• _Exercise_:
Calculate how many lines in the following records hold the word "label", and report that number without comment.
[[ Task inputs open ]]
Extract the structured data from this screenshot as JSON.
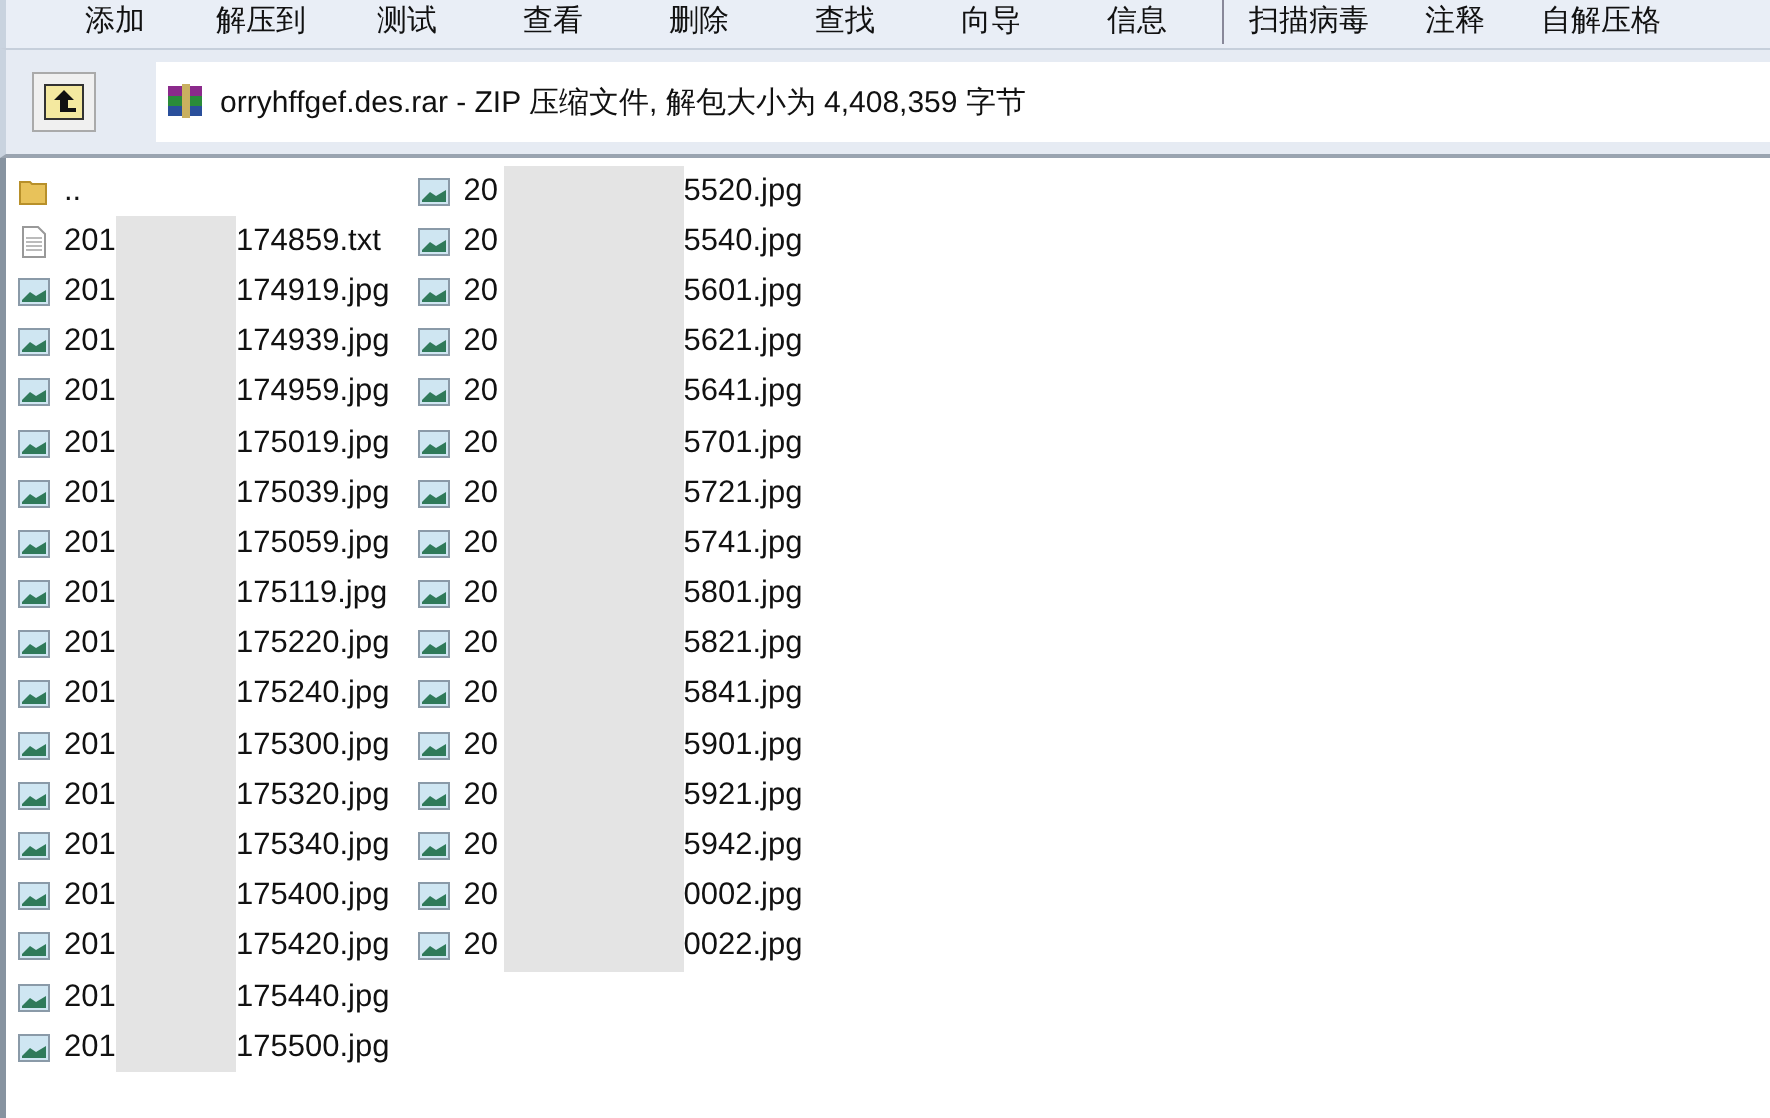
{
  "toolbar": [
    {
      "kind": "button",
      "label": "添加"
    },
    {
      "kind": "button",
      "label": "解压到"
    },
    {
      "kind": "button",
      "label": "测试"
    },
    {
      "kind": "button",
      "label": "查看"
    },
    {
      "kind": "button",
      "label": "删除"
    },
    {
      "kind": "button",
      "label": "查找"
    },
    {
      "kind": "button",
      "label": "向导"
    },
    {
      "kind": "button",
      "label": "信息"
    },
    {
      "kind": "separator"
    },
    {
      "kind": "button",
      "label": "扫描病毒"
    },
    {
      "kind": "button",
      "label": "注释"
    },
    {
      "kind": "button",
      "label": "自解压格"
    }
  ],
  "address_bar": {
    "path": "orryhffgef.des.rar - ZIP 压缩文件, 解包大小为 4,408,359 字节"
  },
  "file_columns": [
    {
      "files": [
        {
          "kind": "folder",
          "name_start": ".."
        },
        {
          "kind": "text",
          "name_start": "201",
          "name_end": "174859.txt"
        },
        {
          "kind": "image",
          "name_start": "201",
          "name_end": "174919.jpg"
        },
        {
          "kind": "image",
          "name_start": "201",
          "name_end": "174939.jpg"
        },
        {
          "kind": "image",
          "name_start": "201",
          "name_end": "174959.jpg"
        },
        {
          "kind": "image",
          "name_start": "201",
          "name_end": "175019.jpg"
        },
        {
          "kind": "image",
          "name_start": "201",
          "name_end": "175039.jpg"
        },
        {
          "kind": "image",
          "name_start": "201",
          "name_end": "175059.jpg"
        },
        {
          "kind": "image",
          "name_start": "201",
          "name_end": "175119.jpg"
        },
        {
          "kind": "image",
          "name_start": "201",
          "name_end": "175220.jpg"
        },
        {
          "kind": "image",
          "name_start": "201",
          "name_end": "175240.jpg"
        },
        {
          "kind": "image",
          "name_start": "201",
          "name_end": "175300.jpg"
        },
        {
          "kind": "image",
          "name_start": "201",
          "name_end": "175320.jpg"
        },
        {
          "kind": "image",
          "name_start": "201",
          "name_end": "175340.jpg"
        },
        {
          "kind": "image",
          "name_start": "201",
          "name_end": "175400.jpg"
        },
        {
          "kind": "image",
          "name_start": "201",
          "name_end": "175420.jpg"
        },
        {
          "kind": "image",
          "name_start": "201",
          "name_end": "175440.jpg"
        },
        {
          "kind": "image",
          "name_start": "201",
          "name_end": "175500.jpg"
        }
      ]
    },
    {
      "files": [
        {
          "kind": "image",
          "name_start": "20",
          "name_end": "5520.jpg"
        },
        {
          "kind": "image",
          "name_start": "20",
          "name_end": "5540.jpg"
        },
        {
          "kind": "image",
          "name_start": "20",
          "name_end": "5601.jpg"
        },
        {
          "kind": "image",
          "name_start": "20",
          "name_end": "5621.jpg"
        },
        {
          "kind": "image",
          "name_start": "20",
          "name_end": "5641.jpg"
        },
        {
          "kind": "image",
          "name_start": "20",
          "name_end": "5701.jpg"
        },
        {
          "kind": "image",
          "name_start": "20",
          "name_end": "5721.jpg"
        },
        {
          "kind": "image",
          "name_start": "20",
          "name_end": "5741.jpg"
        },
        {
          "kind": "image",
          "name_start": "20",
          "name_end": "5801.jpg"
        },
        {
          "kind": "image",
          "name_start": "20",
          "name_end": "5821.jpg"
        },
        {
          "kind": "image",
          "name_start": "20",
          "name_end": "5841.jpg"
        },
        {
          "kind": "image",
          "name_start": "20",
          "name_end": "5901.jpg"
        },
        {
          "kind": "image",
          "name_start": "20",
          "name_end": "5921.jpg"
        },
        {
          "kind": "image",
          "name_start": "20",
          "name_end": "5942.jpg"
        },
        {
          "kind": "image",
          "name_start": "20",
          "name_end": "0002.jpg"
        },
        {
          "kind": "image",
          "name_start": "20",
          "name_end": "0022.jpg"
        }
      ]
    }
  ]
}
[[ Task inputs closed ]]
• _Reply to the exercise_:
11